Regulating Lotteries

Private Lotteries:

The NLC regulates the National Lottery, other lotteries and Sports Pools.

 

The NLC monitors and regulates the running of various lottery competitions, including those organised by non-profit organisations to raise funds and by companies to promote their goods and services.

Our concern is to ensure that these competitions comply with relevant legislation, and that opportunities for financial mismanagement and fraud are greatly curtailed. Our priority is to protect the public from exploitation, but we also aim to guide organisations so that competitions are viable and achieve their fund-raising objectives.

Competition organisers are encouraged to abide by the law and register their activities with the NLC.

The Lotteries Act defines a lottery as “any game, scheme, arrangement, system, plan, promotional competition or device for distributing prizes by lot or chance and any game, scheme, arrangement, system, plan, competition, or device which the Minister (of Trade and Industry) may by notice in the Gazette declare to be a lottery”.

A private lottery is distinguished by the following:

It is run for and by members of a social or sporting club for purposes that are not connected with any form of gambling.

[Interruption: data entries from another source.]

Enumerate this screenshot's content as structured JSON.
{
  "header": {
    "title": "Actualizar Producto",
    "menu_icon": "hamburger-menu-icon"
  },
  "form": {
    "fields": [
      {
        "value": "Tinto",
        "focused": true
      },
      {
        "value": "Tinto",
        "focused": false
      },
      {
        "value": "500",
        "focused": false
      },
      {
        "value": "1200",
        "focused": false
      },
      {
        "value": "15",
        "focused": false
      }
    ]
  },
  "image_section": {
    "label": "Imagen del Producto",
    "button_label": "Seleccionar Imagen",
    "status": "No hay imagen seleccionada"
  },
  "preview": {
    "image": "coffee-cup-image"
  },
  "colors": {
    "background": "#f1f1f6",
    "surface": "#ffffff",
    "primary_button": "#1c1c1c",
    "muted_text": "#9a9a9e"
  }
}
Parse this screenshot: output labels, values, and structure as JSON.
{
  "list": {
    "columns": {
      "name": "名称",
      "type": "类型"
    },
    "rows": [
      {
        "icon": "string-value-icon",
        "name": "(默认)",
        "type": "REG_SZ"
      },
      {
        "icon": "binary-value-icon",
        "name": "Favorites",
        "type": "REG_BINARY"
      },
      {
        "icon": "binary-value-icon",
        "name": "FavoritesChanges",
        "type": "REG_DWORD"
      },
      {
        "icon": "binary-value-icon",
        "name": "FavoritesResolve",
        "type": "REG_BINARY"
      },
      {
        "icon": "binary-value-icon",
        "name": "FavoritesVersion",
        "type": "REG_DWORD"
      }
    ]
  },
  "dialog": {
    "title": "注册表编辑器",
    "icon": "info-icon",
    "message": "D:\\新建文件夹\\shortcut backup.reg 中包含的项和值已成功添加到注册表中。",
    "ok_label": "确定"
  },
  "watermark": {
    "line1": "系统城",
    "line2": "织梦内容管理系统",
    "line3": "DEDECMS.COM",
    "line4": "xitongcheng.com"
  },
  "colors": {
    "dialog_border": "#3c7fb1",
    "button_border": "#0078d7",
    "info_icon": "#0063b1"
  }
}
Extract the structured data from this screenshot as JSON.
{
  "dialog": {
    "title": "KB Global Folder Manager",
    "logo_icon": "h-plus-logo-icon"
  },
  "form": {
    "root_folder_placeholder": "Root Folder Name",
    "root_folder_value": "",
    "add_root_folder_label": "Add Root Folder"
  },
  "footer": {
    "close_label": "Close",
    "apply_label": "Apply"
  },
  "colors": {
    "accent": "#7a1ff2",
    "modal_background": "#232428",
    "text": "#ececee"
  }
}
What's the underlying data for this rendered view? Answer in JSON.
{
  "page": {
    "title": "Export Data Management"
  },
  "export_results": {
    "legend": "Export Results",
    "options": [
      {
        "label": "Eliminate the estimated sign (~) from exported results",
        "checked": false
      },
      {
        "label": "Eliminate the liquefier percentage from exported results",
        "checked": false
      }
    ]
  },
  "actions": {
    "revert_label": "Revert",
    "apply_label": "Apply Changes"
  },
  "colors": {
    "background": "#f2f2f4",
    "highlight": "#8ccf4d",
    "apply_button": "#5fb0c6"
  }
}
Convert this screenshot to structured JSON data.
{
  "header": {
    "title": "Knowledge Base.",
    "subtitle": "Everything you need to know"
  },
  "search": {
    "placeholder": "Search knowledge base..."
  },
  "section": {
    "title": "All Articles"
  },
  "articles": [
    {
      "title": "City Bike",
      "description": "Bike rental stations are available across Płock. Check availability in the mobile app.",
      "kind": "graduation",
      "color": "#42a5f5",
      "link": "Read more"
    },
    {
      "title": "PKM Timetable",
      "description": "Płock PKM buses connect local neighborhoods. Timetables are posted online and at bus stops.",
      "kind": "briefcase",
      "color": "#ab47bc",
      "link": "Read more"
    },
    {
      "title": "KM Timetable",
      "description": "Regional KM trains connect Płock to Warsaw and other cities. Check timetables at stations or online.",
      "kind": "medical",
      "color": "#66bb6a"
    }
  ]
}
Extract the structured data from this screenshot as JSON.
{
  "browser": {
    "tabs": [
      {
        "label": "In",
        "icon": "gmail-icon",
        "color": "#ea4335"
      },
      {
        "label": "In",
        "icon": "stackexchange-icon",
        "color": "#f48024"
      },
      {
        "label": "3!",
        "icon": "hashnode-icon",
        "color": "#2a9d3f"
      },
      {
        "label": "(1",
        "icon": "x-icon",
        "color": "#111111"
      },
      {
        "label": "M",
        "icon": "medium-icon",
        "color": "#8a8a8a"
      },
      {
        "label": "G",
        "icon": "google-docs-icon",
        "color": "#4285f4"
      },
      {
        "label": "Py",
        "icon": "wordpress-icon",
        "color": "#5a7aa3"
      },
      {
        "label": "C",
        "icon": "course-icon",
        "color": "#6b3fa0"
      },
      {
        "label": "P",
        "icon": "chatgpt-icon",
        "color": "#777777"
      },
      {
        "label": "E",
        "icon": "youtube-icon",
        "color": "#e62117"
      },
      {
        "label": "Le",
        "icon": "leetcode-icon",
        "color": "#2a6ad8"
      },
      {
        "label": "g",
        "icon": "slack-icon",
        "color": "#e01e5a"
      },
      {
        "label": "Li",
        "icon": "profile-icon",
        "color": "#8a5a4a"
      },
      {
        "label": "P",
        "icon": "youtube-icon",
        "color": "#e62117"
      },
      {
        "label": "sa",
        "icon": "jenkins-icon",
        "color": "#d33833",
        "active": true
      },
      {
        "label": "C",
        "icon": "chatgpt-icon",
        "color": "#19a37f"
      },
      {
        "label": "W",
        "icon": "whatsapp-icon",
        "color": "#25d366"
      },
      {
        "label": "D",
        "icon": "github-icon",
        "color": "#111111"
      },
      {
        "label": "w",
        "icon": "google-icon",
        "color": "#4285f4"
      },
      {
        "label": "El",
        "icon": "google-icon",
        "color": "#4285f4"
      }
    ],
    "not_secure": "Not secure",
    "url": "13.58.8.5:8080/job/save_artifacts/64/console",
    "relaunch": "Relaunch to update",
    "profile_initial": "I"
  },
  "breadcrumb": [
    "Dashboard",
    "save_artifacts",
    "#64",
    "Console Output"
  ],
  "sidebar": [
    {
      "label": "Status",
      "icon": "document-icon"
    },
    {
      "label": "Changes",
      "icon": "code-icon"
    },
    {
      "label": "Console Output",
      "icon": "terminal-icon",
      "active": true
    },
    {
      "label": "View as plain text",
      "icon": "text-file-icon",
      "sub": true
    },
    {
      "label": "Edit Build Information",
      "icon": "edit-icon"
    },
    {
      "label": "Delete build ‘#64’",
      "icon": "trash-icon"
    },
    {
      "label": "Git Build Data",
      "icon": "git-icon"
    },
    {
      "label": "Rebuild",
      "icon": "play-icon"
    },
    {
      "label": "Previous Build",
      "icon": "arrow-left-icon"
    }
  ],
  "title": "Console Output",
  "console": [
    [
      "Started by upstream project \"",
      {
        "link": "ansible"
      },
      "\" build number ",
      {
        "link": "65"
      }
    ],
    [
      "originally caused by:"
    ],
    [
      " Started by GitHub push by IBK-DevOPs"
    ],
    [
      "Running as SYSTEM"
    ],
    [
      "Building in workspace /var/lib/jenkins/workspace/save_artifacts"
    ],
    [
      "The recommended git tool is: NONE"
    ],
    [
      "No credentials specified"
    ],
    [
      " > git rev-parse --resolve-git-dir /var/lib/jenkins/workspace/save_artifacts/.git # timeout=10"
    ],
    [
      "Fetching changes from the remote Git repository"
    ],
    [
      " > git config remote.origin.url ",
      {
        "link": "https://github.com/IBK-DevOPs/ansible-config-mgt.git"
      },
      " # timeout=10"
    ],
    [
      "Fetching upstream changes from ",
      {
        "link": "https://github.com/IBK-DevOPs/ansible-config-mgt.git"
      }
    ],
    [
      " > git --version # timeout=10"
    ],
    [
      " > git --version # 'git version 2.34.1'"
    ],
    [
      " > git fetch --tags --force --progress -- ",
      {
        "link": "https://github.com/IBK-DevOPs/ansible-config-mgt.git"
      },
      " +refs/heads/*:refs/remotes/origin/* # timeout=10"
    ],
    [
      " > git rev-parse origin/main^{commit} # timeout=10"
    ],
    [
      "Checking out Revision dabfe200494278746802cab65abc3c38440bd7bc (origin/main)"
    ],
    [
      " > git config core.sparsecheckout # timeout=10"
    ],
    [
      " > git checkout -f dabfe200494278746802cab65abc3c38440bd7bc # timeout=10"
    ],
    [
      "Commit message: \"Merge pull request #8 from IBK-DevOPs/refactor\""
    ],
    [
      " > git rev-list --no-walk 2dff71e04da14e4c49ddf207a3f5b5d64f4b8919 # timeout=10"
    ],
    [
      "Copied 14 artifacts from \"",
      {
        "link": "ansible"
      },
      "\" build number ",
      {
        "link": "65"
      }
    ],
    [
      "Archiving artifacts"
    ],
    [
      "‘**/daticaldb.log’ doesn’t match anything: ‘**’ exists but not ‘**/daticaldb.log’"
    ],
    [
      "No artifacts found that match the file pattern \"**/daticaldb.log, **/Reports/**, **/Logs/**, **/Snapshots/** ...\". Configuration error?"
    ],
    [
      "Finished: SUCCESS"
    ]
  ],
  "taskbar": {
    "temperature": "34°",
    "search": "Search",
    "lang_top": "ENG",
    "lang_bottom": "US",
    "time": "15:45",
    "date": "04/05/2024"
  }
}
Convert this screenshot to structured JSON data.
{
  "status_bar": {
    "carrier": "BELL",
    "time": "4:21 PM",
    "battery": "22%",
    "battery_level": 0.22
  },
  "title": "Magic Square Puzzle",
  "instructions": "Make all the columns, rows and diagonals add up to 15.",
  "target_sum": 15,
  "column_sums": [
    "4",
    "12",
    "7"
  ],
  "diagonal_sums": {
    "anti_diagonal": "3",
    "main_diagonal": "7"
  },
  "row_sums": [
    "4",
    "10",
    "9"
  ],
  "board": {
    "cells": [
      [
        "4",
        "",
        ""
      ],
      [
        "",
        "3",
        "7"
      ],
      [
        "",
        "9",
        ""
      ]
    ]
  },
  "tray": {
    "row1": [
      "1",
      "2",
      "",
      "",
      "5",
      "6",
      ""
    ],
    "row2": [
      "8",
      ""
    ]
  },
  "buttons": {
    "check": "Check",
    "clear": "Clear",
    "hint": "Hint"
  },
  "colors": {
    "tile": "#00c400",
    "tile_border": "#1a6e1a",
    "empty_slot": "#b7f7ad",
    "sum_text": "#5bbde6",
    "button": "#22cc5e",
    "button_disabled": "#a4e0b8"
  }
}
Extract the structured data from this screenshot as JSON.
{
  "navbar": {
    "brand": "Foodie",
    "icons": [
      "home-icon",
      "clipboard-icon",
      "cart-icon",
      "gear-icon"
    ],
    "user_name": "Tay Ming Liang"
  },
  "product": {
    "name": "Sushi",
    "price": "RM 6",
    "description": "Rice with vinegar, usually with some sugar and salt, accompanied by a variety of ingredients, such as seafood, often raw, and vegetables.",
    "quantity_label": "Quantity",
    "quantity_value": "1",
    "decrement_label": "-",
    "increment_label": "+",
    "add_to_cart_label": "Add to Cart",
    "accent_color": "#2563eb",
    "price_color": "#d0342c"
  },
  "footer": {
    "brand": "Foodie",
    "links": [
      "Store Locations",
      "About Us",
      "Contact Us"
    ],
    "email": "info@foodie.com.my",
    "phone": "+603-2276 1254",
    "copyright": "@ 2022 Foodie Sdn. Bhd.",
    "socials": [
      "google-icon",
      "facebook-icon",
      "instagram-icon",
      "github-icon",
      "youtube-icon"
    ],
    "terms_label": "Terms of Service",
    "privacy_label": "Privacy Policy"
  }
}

It is organised for and by persons all of whom work or live on the same premises.

 

Requirement For Running A Private Lottery Legal

 

Private lotteries are essentially self-regulated. Organisers do not need to register with the National Lotteries Commission or report to the commission but they do need to observe the following provisions:

 

AUTHORIZATION:

 

In The Case Of A Private Lottery Run At A Sporting Or Social Club, The Governing Body Of The Club Must Authorise The Lottery In Writing.

Also consult:

Lotteries and the law

Section 37 of the Lotteries Act http://www.nlcsa.org.za/acts/

Regulations on the conduct of private lotteries

 

PUBLICITY LIMITS:

 

No Written Notice Or Advertisement Of The Lottery May Be Displayed Except:

On The Club Premises.

On The Property Where Participants Work Or Reside.

On The Lottery Tickets.

No Ticket May Be Sent Through The Post.

 

MONETARY LIMITS:

 

The Price Of A Single Ticket May Not Exceed Rl0 And The Total Value Of All Tickets Available In A Single Lottery May Not Exceed Rl0 000.

The Total Value Of Prizes In Any Private Lottery May Not Exceed Rl0 000.

Also consult:

Lotteries and the law

Section 37 of the Lotteries Act http://www.nlcsa.org.za/acts/

Regulations on the conduct of private lotteries

 

PUBLICITY LIMITS:

 

No Written Notice Or Advertisement Of The Lottery May Be Displayed Except:

On The Club Premises.

On The Property Where Participants Work Or Reside.

On The Lottery Tickets.

No Ticket May Be Sent Through The Post.

 

Also consult:

Lotteries and the law

Section 37 of the Lotteries Act http://www.nlcsa.org.za/acts/

Regulations on the conduct of private lotteries

 

PROPER MANAGEMENT:

 

The Organiser Of The Lottery Must Be A Member Or The Club Or Society And Authorised In Writing By The Governing Body To Run The Lottery.

No Management Fee Or Expense Allowance May Be Deducted From Lottery Proceeds. The Only Deductions Allowed From The Amount Raised Are For Printing,

Stationery And Notices.

 

The Income From The Lottery Must Be Used Entirely For Prizes Or Divided Between Prizes And The Club Fund.

The Maximum Number Of Lotteries Run By Any Club, Workplace Or Residential Entity Is 12 A Year.

 

TYPES OF ILLEGAL LOTTERIES

 

  • Fundraising competition conducted by a registered society (society in terms of section 41 of the Lotteries Act) without authorisation of the Commission
  • Fundraising competitions conducted by non-profit organisations without the approval of the Commission
  • Competitions (other than promotional competitions) conducted by profit- making companies for financial and/or commercial gain
  • Competition conducted by individuals for private financial gain
  •  Competitions conducted by profit-making companies for the benefit of non-profit organisations without the authorisation of the Commission
  • Fahfee (also known as mochaina)
  • Ill Scams received via sms, phone calls, emails and letters; and Lotteries conducted outside the Republic that may also be accessed viainternet (prohibited in terms of section 59 of the Lotteries Act).

 

Information is available from the following sources on the NLC website, www.nlcsa.org.za :  Ill Lotteries Act 57 of 1997, as amended Private Lotteries Regulations (No.R.414)

Society Lottery Regulations (No.R.415)

Lotteries Incidental to Exempt Entertainment Regulations (No.R.413)

For more information, please contact the Compliance Division of the National

Lotteries Commission at 012 432 1300 OR via email at: compenforce@nlcsa.org.za